Source data below:

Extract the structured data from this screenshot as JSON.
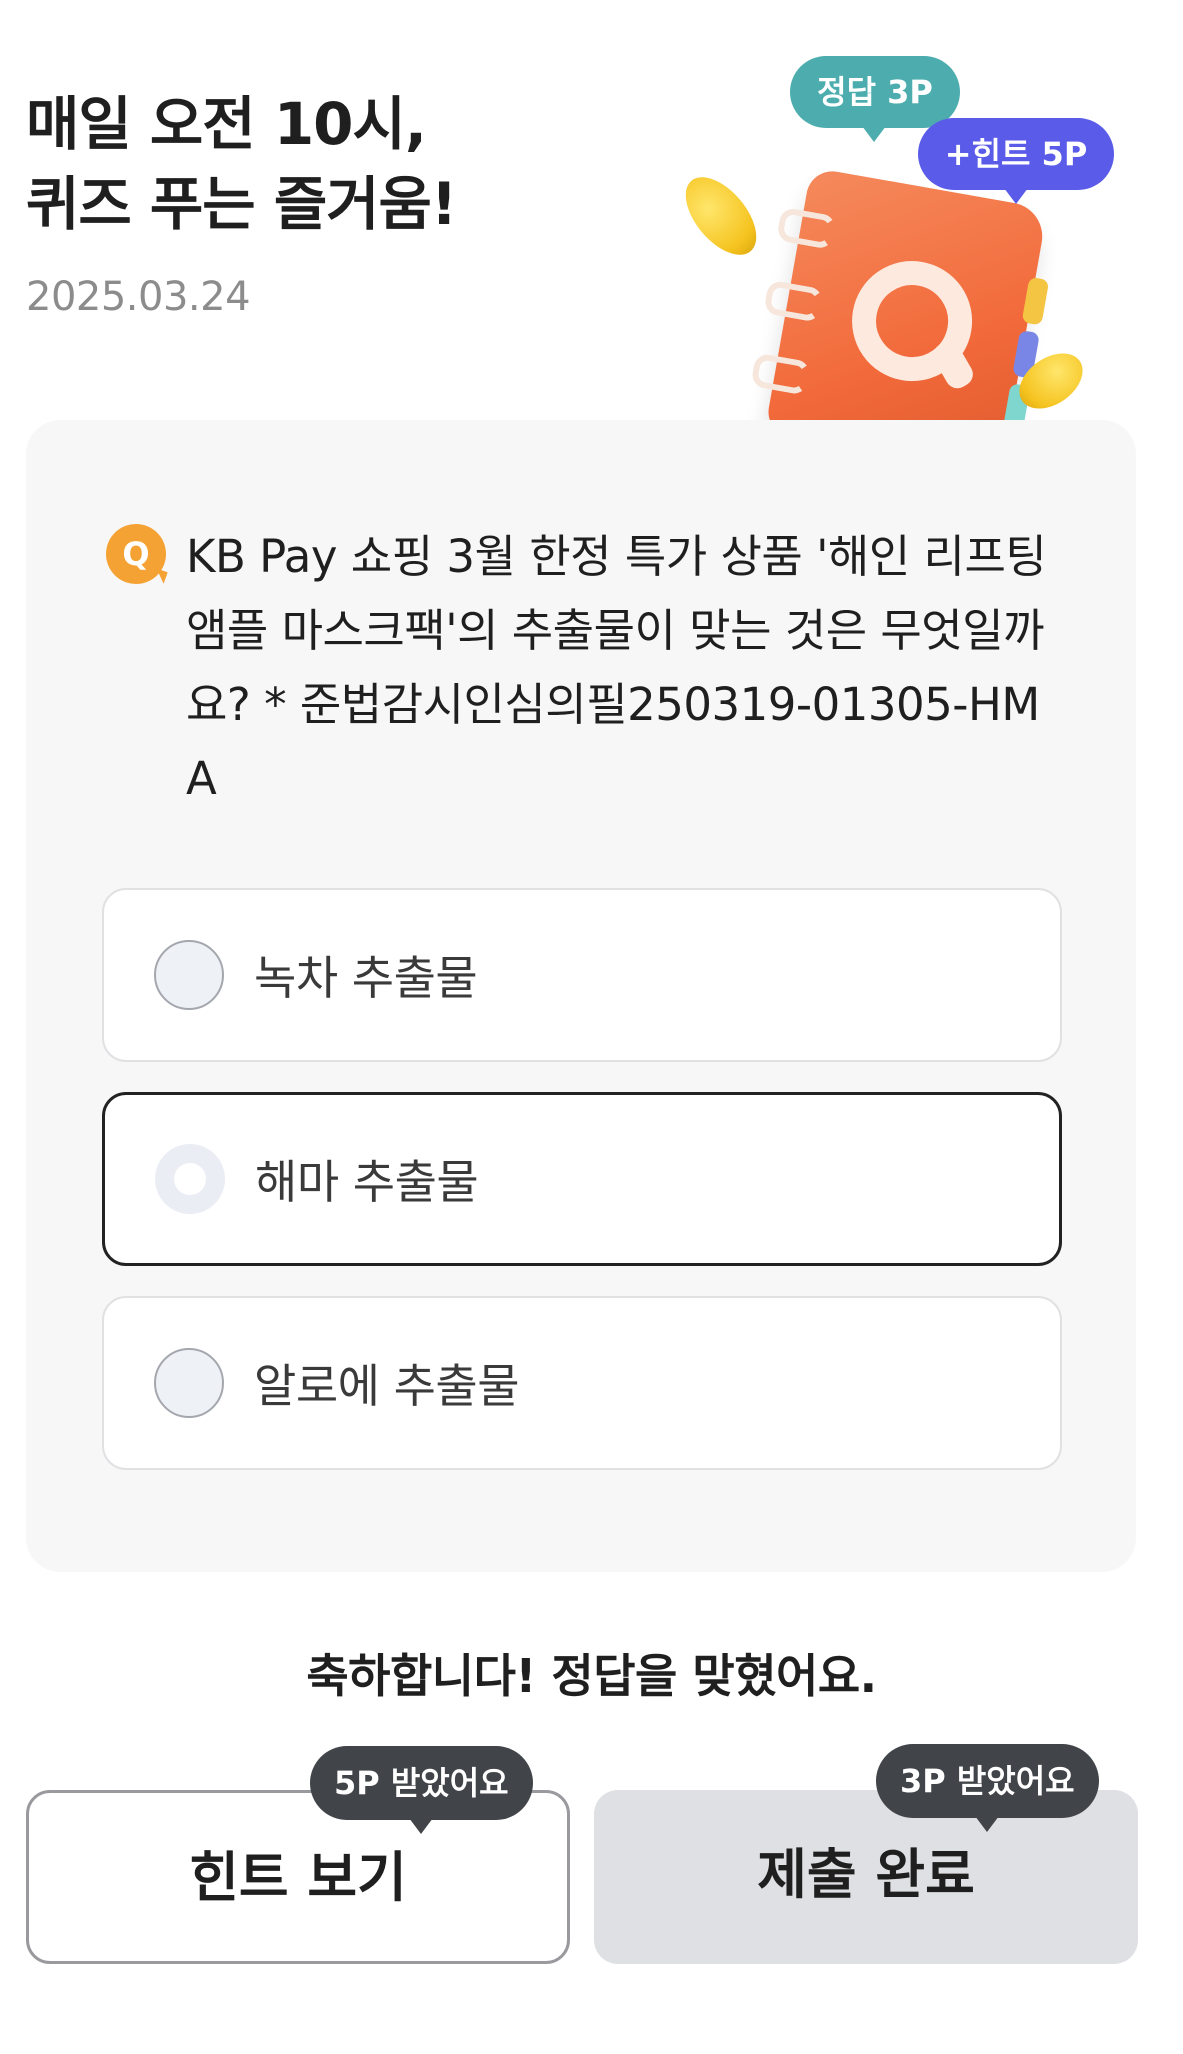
{
  "header": {
    "title_line1": "매일 오전 10시,",
    "title_line2": "퀴즈 푸는 즐거움!",
    "date": "2025.03.24"
  },
  "illustration": {
    "answer_badge": "정답 3P",
    "hint_badge": "+힌트 5P",
    "icon": "q-notebook-icon",
    "colors": {
      "answer_badge": "#4dadae",
      "hint_badge": "#5a5be8",
      "notebook": "#f26a3b"
    }
  },
  "quiz": {
    "q_icon_label": "Q",
    "question": "KB Pay 쇼핑 3월 한정 특가 상품 '해인 리프팅 앰플 마스크팩'의 추출물이 맞는 것은 무엇일까요? * 준법감시인심의필250319-01305-HMA",
    "options": [
      {
        "label": "녹차 추출물",
        "selected": false
      },
      {
        "label": "해마 추출물",
        "selected": true
      },
      {
        "label": "알로에 추출물",
        "selected": false
      }
    ]
  },
  "result": {
    "message": "축하합니다! 정답을 맞혔어요."
  },
  "buttons": {
    "hint": {
      "label": "힌트 보기",
      "tooltip": "5P 받았어요"
    },
    "submit": {
      "label": "제출 완료",
      "tooltip": "3P 받았어요"
    }
  },
  "colors": {
    "accent_q": "#f5a234",
    "card_bg": "#f7f7f8",
    "tooltip_bg": "#414448",
    "submit_bg": "#dfe0e3"
  }
}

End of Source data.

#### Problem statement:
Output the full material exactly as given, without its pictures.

#### Written response:
Extract the structured data from this screenshot as JSON.
{
  "header": {
    "title_line1": "매일 오전 10시,",
    "title_line2": "퀴즈 푸는 즐거움!",
    "date": "2025.03.24"
  },
  "illustration": {
    "answer_badge": "정답 3P",
    "hint_badge": "+힌트 5P",
    "icon": "q-notebook-icon",
    "colors": {
      "answer_badge": "#4dadae",
      "hint_badge": "#5a5be8",
      "notebook": "#f26a3b"
    }
  },
  "quiz": {
    "q_icon_label": "Q",
    "question": "KB Pay 쇼핑 3월 한정 특가 상품 '해인 리프팅 앰플 마스크팩'의 추출물이 맞는 것은 무엇일까요? * 준법감시인심의필250319-01305-HMA",
    "options": [
      {
        "label": "녹차 추출물",
        "selected": false
      },
      {
        "label": "해마 추출물",
        "selected": true
      },
      {
        "label": "알로에 추출물",
        "selected": false
      }
    ]
  },
  "result": {
    "message": "축하합니다! 정답을 맞혔어요."
  },
  "buttons": {
    "hint": {
      "label": "힌트 보기",
      "tooltip": "5P 받았어요"
    },
    "submit": {
      "label": "제출 완료",
      "tooltip": "3P 받았어요"
    }
  },
  "colors": {
    "accent_q": "#f5a234",
    "card_bg": "#f7f7f8",
    "tooltip_bg": "#414448",
    "submit_bg": "#dfe0e3"
  }
}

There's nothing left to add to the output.